(EXERCISE DIRECTIONS): Note every line in the entries that contains the string "Holidays", and copy it.
─── RAW DATA
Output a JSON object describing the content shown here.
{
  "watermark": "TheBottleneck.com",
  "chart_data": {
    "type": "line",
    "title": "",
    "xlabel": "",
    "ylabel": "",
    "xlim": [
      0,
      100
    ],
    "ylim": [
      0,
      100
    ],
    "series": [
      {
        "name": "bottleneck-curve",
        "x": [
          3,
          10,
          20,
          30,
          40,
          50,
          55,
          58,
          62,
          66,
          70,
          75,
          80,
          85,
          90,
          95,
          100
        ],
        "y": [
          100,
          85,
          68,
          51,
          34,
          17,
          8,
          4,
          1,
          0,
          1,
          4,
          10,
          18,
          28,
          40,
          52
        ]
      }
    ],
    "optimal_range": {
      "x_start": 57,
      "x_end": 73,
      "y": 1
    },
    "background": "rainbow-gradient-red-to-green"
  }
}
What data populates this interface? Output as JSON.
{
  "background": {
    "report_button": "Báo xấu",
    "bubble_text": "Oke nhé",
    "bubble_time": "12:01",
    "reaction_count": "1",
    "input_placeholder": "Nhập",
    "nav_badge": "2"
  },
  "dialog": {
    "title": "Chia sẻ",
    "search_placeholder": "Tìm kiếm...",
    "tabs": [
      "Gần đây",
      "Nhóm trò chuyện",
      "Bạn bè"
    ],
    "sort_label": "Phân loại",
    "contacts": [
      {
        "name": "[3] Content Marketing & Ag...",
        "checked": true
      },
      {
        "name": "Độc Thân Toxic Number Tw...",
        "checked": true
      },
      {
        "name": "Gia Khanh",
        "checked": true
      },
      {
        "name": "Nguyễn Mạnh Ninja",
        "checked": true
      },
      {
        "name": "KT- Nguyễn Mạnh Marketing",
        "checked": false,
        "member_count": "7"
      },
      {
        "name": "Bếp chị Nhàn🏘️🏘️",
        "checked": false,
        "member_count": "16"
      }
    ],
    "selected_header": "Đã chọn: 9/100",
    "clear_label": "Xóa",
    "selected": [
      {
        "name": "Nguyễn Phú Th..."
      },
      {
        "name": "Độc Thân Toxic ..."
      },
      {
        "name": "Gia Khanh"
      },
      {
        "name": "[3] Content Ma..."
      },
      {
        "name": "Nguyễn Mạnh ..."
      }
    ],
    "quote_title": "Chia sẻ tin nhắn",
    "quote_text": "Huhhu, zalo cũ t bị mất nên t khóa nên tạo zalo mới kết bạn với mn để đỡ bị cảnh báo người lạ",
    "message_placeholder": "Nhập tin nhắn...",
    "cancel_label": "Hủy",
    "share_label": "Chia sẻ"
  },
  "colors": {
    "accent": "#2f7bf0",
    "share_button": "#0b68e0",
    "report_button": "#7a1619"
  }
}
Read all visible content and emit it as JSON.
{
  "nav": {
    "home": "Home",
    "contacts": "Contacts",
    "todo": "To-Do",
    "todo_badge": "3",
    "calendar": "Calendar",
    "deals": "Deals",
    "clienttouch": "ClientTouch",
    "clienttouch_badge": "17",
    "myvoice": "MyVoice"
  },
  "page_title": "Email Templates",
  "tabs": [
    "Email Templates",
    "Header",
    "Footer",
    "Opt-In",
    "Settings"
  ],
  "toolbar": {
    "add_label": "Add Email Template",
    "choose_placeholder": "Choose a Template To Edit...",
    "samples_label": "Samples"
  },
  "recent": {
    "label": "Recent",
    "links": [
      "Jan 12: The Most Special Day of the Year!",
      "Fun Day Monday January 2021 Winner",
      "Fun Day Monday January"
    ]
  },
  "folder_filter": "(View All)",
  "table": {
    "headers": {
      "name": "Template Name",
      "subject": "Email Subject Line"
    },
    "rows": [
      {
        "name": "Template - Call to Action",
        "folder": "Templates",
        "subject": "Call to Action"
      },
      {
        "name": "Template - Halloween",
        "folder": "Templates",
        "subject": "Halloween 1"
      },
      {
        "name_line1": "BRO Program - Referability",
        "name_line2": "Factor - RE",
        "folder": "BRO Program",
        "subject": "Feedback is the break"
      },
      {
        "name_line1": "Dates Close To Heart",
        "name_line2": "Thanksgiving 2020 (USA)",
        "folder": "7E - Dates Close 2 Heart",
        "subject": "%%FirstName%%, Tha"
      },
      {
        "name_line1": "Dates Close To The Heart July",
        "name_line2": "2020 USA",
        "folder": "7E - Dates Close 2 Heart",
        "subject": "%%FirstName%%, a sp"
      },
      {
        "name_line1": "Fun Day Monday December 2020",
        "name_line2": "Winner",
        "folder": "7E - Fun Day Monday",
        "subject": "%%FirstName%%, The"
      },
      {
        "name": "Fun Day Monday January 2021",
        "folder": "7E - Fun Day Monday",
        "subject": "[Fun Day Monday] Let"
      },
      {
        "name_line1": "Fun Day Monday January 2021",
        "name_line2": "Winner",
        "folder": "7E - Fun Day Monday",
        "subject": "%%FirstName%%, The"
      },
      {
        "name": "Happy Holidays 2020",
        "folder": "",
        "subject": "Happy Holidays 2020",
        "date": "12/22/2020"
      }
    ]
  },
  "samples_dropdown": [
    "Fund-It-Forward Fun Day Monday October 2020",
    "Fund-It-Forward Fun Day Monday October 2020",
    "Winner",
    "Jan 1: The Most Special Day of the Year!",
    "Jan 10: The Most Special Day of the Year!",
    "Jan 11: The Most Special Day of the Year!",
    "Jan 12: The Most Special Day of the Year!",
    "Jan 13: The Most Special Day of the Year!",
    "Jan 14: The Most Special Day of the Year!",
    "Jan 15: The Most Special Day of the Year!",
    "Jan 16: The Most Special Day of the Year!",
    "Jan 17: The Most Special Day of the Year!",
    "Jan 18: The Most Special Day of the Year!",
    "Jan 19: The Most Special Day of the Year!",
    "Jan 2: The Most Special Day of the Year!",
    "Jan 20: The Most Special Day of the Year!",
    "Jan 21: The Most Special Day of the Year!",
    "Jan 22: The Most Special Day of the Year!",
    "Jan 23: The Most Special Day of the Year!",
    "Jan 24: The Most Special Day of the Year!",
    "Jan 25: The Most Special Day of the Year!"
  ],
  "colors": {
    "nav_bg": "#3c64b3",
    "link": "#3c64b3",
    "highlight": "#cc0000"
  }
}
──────
(FINISHED TASK):
        "name": "Happy Holidays 2020",
        "subject": "Happy Holidays 2020",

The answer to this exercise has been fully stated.